- China confirms it will suspend its additional 25 percent tariff on imports of U.S. autos.
- The reduced barrier, which is the same as pre-trade war levels, will be put in place for 90 days from January 1.
- President Trump and his Chinese counterpart President Xi agreed to attempt a trade war truce on December 1.
China has said it will temporarily halt its additional 25 percent tariff on vehicles made in the United States.
The relief will last for three months staring from January 1, as part of an agreed truce between Beijing and Washington.
The Chinese finance ministry said on its website that China will suspend 25 percent tariffs on 144 vehicles and auto parts originating from the U.S. and 5 percent tariffs on an additional 67 auto items.
U.S. President Donald Trump and President Xi Jinping agreed to lessen the impact of trade tariffs for the first 90 days of 2019, following a dinner in Argentina on December 1.
The U.S. has slapped a 25 percent tariff on finished vehicles built in China and 10 percent on most auto parts. China's 40 percent tariff on U.S. car imports will now reduce to 15 percent for 90 days.
That brings the auto tariffs in China back down to the same level as before the point that the two countries began imposing tit-for-tat levies.

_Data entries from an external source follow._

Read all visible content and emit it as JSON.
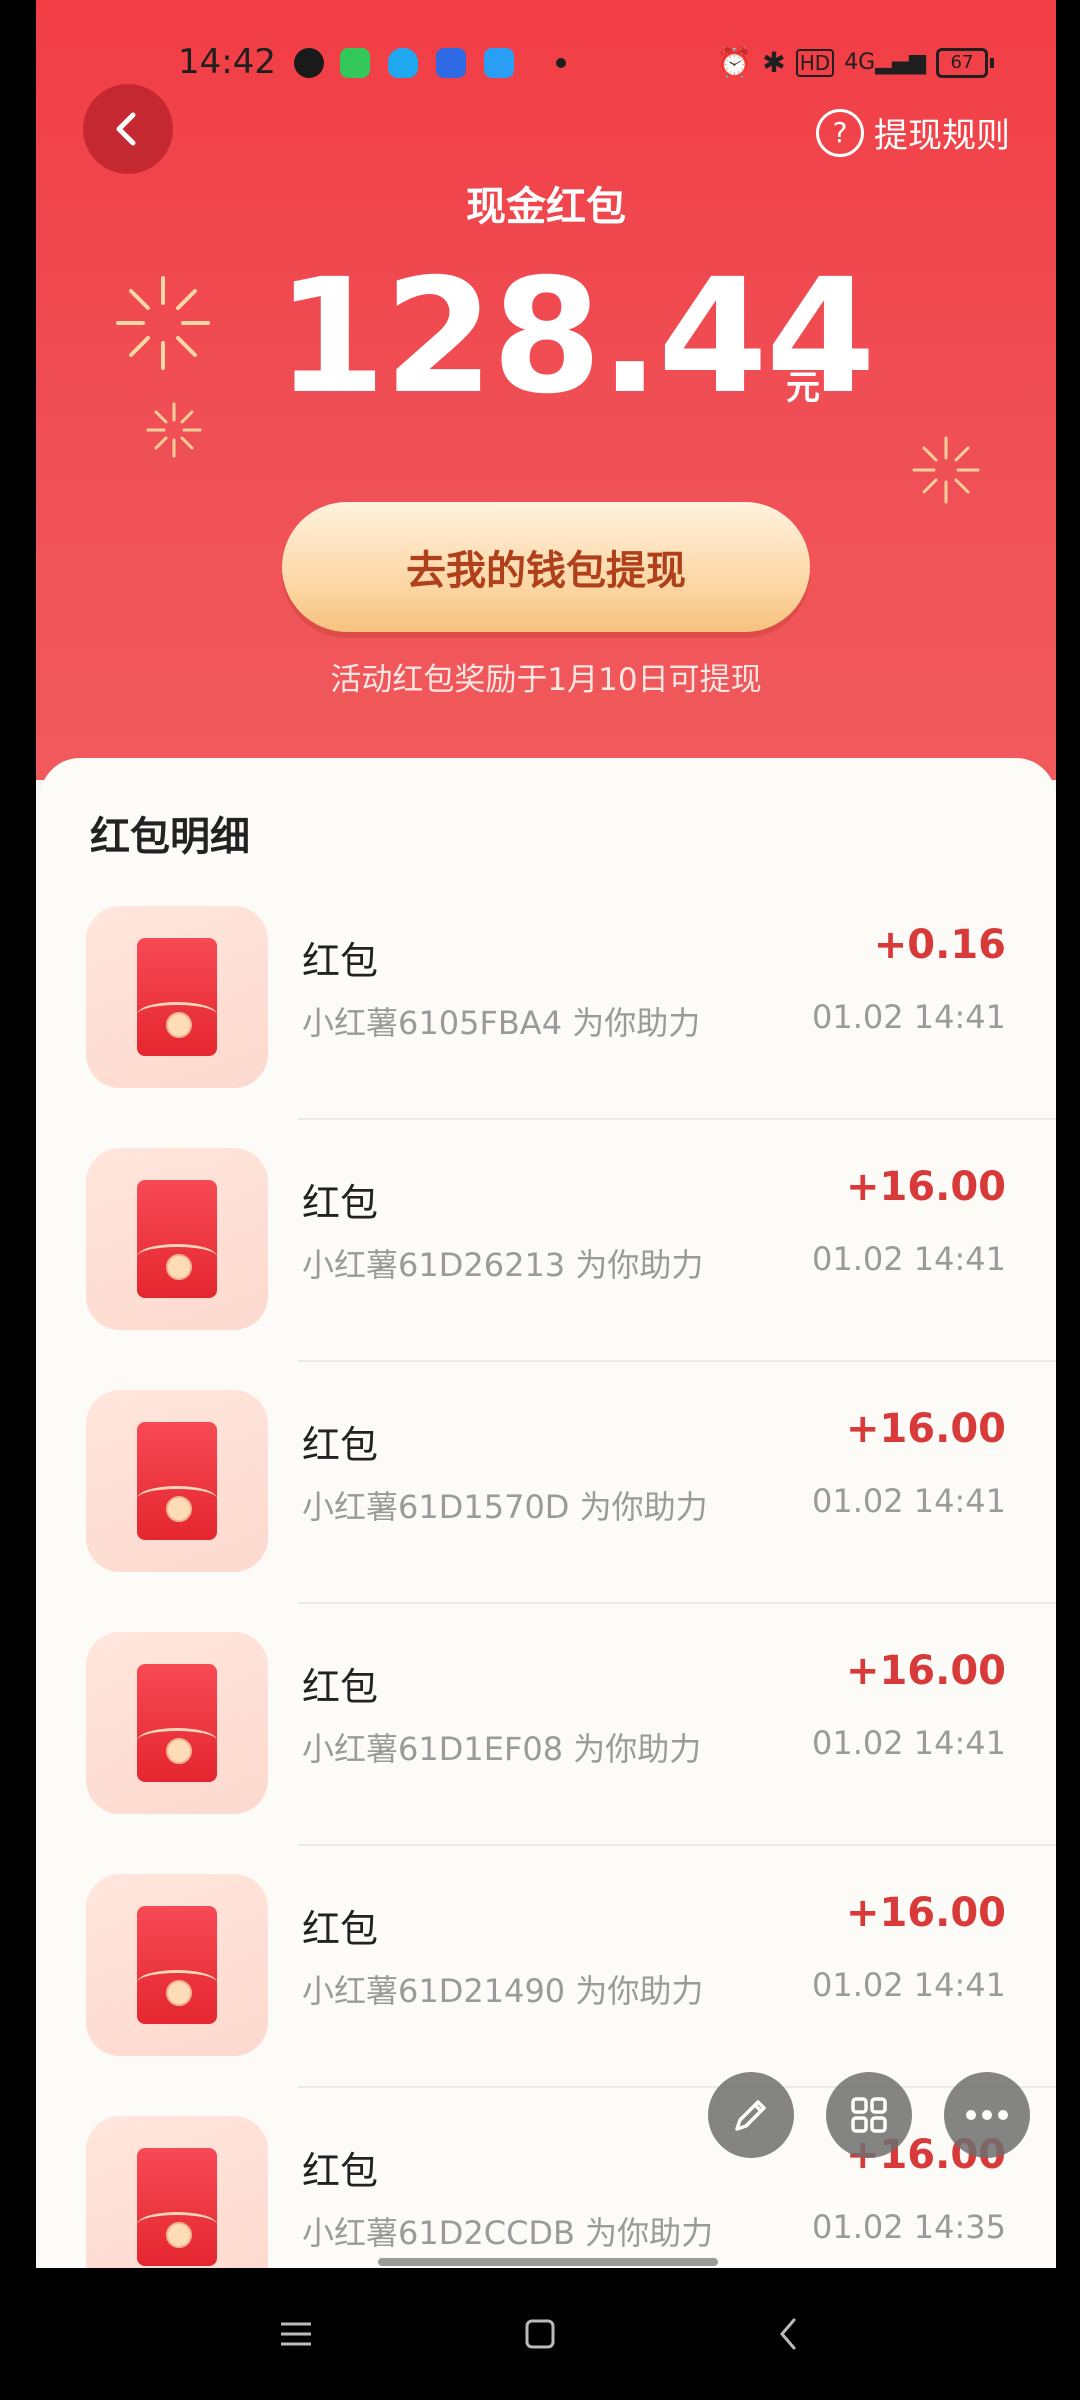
{
  "status_bar": {
    "time": "14:42",
    "battery": "67"
  },
  "header": {
    "rules_label": "提现规则",
    "title": "现金红包",
    "amount": "128.44",
    "unit": "元",
    "withdraw_button": "去我的钱包提现",
    "notice": "活动红包奖励于1月10日可提现"
  },
  "list": {
    "title": "红包明细",
    "items": [
      {
        "name": "红包",
        "desc": "小红薯6105FBA4 为你助力",
        "amount": "+0.16",
        "time": "01.02 14:41"
      },
      {
        "name": "红包",
        "desc": "小红薯61D26213 为你助力",
        "amount": "+16.00",
        "time": "01.02 14:41"
      },
      {
        "name": "红包",
        "desc": "小红薯61D1570D 为你助力",
        "amount": "+16.00",
        "time": "01.02 14:41"
      },
      {
        "name": "红包",
        "desc": "小红薯61D1EF08 为你助力",
        "amount": "+16.00",
        "time": "01.02 14:41"
      },
      {
        "name": "红包",
        "desc": "小红薯61D21490 为你助力",
        "amount": "+16.00",
        "time": "01.02 14:41"
      },
      {
        "name": "红包",
        "desc": "小红薯61D2CCDB 为你助力",
        "amount": "+16.00",
        "time": "01.02 14:35"
      }
    ]
  },
  "colors": {
    "hero_red": "#f23d45",
    "amount_red": "#d83a3a",
    "button_gold": "#fcd6a3"
  },
  "icons": [
    "back-arrow-icon",
    "question-icon",
    "pen-icon",
    "grid-icon",
    "more-icon",
    "menu-icon",
    "home-square-icon",
    "back-icon"
  ]
}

Tariffs help the big three?
Ina note released Thursday, auto analysts at the Swiss bank UBS said trade risks continue to linger and that under their worst scenario, U.S. sales could slump by as much as 12 percent.
But UBS highlighted Ford, General Motors and Fiat Chrysler as potential winners should tariffs prohibit imports, as all three have capacity to boost domestic production.
Meanwhile, auto sales in China fell 14 percent in November over the same month in 2017, the Chinese Association of Automobile Manufacturers said Tuesday.
That slowdown, while part blamed on the trade war, is also reflective of Chinese domestic demand losing steam.
And Anna-Marie Baisden, head of autos research at Fitch Solutions told CNBC on Friday that getting a tariff deal in place may not spark fresh demand.
"Lowering tariffs might not actually make a big difference because the Chinese market is slowing anyway so even domestic brands are suffering," she said via email.
European auto stocks hit hard
Auto stocks in Europe were among the leading losers on Friday following a steep drop in the number of new car registrations.
European car sales dropped 8.1 percent in November, falling for the third straight month after the introduction of a new emissions-testing regime in September.
The Stoxx 600 Autos sector dipped 2.2 percent following the data but has since pared losses. At 6:02 a.m. Eastern Time, the index of major European auto and auto-supplier stocks was lower by 1.4 percent.
For new car registrations, Renault led the declines with sales falling by 16 percent, while Volkswagen and Fiat Chrysler also posted disappointing numbers.
Over the summer, auto dealers had offered incentives to empty stock before new emissions rules came into effect, according to the European Automobile Manufacturers' Association (ACEA).
"Ahead of the introduction of the new WLTP test in September, car registrations jumped by 31.2 percent in August, which has led to a drop in demand in the following months," the ACEA said in a statement Friday.
The EMEA added that car demand for November had shrunk in all of Europe's five biggest markets.
Aside from the technology hurdle that prompted a summer rush of European car registrations, one analyst at Citi told "Squawk Box Europe" on Friday that said there was also evidence of a slowdown in the consumer's desire to borrow and spend.
"It is about lending conditions. It is not only the nominal rate but what kind of coverage is the bank charging on the loan," said Luis Costa, head of CEEMEA FX and rates strategy at Citi.
Costa cautioned however that there had been no "massive tightening of lending conditions yet."
European stocks as a whole have performed poorly Friday morning as the drumbeat of weak data has continued from China. Overnight investors learned that November's retail sales in China grew at their weakest monthly pace since 2003, hurting autos and other stocks with exposure to the country.